*Problem*
Each record below needs to be written out exactly as it reads.

*Input data*
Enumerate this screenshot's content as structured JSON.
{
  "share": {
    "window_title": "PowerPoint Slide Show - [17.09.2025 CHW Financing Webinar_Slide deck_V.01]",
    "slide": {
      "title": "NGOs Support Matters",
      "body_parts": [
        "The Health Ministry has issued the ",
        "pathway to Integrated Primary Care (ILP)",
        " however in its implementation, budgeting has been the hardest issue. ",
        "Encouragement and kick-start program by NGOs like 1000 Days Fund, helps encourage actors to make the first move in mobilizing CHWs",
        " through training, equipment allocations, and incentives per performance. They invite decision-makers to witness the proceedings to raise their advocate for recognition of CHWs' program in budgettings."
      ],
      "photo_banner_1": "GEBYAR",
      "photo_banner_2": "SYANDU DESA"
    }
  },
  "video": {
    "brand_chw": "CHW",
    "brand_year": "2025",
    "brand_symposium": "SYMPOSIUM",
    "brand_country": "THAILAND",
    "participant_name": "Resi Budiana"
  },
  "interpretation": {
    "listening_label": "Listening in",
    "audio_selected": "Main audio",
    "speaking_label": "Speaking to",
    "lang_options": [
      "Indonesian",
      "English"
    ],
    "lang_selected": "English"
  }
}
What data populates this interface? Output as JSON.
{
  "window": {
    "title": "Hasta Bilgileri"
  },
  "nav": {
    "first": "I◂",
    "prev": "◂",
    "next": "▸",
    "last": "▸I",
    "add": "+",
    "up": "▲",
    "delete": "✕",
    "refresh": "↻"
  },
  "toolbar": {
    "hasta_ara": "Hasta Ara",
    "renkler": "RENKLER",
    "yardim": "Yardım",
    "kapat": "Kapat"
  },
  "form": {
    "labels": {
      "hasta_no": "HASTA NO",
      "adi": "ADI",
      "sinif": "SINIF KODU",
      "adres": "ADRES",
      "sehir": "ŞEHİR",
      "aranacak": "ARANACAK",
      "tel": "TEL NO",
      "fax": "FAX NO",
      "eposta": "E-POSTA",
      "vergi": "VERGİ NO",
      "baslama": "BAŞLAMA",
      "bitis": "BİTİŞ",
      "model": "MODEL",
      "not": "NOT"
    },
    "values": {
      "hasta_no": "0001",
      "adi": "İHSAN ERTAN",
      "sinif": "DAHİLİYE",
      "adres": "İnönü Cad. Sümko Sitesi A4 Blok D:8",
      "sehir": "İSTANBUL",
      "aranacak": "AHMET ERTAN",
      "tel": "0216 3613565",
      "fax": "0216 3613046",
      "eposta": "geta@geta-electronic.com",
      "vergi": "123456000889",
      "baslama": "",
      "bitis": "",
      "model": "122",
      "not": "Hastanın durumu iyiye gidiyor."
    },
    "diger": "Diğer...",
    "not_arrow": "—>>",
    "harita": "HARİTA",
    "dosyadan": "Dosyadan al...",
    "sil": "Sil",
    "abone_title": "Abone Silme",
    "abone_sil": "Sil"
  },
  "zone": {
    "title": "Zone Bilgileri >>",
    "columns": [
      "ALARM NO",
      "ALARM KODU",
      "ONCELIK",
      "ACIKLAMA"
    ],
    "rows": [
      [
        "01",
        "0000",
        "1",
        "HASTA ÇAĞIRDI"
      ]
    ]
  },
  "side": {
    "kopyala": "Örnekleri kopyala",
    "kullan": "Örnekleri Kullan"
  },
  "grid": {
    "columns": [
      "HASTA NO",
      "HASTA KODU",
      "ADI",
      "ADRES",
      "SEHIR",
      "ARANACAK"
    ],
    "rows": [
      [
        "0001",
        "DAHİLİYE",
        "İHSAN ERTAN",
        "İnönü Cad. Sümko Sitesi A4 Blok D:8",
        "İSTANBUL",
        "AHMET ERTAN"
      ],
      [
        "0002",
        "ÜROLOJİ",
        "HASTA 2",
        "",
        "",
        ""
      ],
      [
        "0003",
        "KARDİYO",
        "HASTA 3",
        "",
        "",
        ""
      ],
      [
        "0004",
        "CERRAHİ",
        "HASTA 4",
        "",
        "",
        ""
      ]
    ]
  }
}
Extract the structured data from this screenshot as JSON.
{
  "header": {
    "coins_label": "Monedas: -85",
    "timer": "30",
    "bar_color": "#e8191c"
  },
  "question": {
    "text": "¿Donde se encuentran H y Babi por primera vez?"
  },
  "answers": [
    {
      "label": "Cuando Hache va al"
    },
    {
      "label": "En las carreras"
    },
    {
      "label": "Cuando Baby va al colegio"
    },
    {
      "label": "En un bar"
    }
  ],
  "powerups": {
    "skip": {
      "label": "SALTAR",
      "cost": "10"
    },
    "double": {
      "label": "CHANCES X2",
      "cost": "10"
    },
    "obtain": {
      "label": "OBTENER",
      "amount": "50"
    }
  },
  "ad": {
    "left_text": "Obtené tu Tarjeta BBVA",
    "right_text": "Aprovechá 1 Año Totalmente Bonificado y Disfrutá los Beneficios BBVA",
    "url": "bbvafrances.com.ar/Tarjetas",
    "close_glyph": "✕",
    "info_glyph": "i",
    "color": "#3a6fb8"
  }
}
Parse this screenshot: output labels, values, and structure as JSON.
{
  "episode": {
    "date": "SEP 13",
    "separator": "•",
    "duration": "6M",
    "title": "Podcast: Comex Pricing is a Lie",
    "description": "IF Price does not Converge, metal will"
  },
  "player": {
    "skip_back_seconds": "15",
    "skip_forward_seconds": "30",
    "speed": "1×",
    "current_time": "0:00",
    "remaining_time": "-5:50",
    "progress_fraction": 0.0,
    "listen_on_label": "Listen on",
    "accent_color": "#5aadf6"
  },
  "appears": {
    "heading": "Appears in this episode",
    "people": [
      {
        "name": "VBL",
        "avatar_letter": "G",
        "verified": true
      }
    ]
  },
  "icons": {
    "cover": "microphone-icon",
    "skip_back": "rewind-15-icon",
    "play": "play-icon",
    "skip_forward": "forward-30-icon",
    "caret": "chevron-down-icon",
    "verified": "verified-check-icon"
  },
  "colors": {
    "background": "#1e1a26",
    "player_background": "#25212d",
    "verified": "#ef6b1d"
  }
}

*Your response*
Enumerate this screenshot's content as structured JSON.
{
  "share": {
    "window_title": "PowerPoint Slide Show - [17.09.2025 CHW Financing Webinar_Slide deck_V.01]",
    "slide": {
      "title": "NGOs Support Matters",
      "body_parts": [
        "The Health Ministry has issued the ",
        "pathway to Integrated Primary Care (ILP)",
        " however in its implementation, budgeting has been the hardest issue. ",
        "Encouragement and kick-start program by NGOs like 1000 Days Fund, helps encourage actors to make the first move in mobilizing CHWs",
        " through training, equipment allocations, and incentives per performance. They invite decision-makers to witness the proceedings to raise their advocate for recognition of CHWs' program in budgettings."
      ],
      "photo_banner_1": "GEBYAR",
      "photo_banner_2": "SYANDU DESA"
    }
  },
  "video": {
    "brand_chw": "CHW",
    "brand_year": "2025",
    "brand_symposium": "SYMPOSIUM",
    "brand_country": "THAILAND",
    "participant_name": "Resi Budiana"
  },
  "interpretation": {
    "listening_label": "Listening in",
    "audio_selected": "Main audio",
    "speaking_label": "Speaking to",
    "lang_options": [
      "Indonesian",
      "English"
    ],
    "lang_selected": "English"
  }
}
What data populates this interface? Output as JSON.
{
  "window": {
    "title": "Hasta Bilgileri"
  },
  "nav": {
    "first": "I◂",
    "prev": "◂",
    "next": "▸",
    "last": "▸I",
    "add": "+",
    "up": "▲",
    "delete": "✕",
    "refresh": "↻"
  },
  "toolbar": {
    "hasta_ara": "Hasta Ara",
    "renkler": "RENKLER",
    "yardim": "Yardım",
    "kapat": "Kapat"
  },
  "form": {
    "labels": {
      "hasta_no": "HASTA NO",
      "adi": "ADI",
      "sinif": "SINIF KODU",
      "adres": "ADRES",
      "sehir": "ŞEHİR",
      "aranacak": "ARANACAK",
      "tel": "TEL NO",
      "fax": "FAX NO",
      "eposta": "E-POSTA",
      "vergi": "VERGİ NO",
      "baslama": "BAŞLAMA",
      "bitis": "BİTİŞ",
      "model": "MODEL",
      "not": "NOT"
    },
    "values": {
      "hasta_no": "0001",
      "adi": "İHSAN ERTAN",
      "sinif": "DAHİLİYE",
      "adres": "İnönü Cad. Sümko Sitesi A4 Blok D:8",
      "sehir": "İSTANBUL",
      "aranacak": "AHMET ERTAN",
      "tel": "0216 3613565",
      "fax": "0216 3613046",
      "eposta": "geta@geta-electronic.com",
      "vergi": "123456000889",
      "baslama": "",
      "bitis": "",
      "model": "122",
      "not": "Hastanın durumu iyiye gidiyor."
    },
    "diger": "Diğer...",
    "not_arrow": "—>>",
    "harita": "HARİTA",
    "dosyadan": "Dosyadan al...",
    "sil": "Sil",
    "abone_title": "Abone Silme",
    "abone_sil": "Sil"
  },
  "zone": {
    "title": "Zone Bilgileri >>",
    "columns": [
      "ALARM NO",
      "ALARM KODU",
      "ONCELIK",
      "ACIKLAMA"
    ],
    "rows": [
      [
        "01",
        "0000",
        "1",
        "HASTA ÇAĞIRDI"
      ]
    ]
  },
  "side": {
    "kopyala": "Örnekleri kopyala",
    "kullan": "Örnekleri Kullan"
  },
  "grid": {
    "columns": [
      "HASTA NO",
      "HASTA KODU",
      "ADI",
      "ADRES",
      "SEHIR",
      "ARANACAK"
    ],
    "rows": [
      [
        "0001",
        "DAHİLİYE",
        "İHSAN ERTAN",
        "İnönü Cad. Sümko Sitesi A4 Blok D:8",
        "İSTANBUL",
        "AHMET ERTAN"
      ],
      [
        "0002",
        "ÜROLOJİ",
        "HASTA 2",
        "",
        "",
        ""
      ],
      [
        "0003",
        "KARDİYO",
        "HASTA 3",
        "",
        "",
        ""
      ],
      [
        "0004",
        "CERRAHİ",
        "HASTA 4",
        "",
        "",
        ""
      ]
    ]
  }
}
Extract the structured data from this screenshot as JSON.
{
  "header": {
    "coins_label": "Monedas: -85",
    "timer": "30",
    "bar_color": "#e8191c"
  },
  "question": {
    "text": "¿Donde se encuentran H y Babi por primera vez?"
  },
  "answers": [
    {
      "label": "Cuando Hache va al"
    },
    {
      "label": "En las carreras"
    },
    {
      "label": "Cuando Baby va al colegio"
    },
    {
      "label": "En un bar"
    }
  ],
  "powerups": {
    "skip": {
      "label": "SALTAR",
      "cost": "10"
    },
    "double": {
      "label": "CHANCES X2",
      "cost": "10"
    },
    "obtain": {
      "label": "OBTENER",
      "amount": "50"
    }
  },
  "ad": {
    "left_text": "Obtené tu Tarjeta BBVA",
    "right_text": "Aprovechá 1 Año Totalmente Bonificado y Disfrutá los Beneficios BBVA",
    "url": "bbvafrances.com.ar/Tarjetas",
    "close_glyph": "✕",
    "info_glyph": "i",
    "color": "#3a6fb8"
  }
}
Parse this screenshot: output labels, values, and structure as JSON.
{
  "episode": {
    "date": "SEP 13",
    "separator": "•",
    "duration": "6M",
    "title": "Podcast: Comex Pricing is a Lie",
    "description": "IF Price does not Converge, metal will"
  },
  "player": {
    "skip_back_seconds": "15",
    "skip_forward_seconds": "30",
    "speed": "1×",
    "current_time": "0:00",
    "remaining_time": "-5:50",
    "progress_fraction": 0.0,
    "listen_on_label": "Listen on",
    "accent_color": "#5aadf6"
  },
  "appears": {
    "heading": "Appears in this episode",
    "people": [
      {
        "name": "VBL",
        "avatar_letter": "G",
        "verified": true
      }
    ]
  },
  "icons": {
    "cover": "microphone-icon",
    "skip_back": "rewind-15-icon",
    "play": "play-icon",
    "skip_forward": "forward-30-icon",
    "caret": "chevron-down-icon",
    "verified": "verified-check-icon"
  },
  "colors": {
    "background": "#1e1a26",
    "player_background": "#25212d",
    "verified": "#ef6b1d"
  }
}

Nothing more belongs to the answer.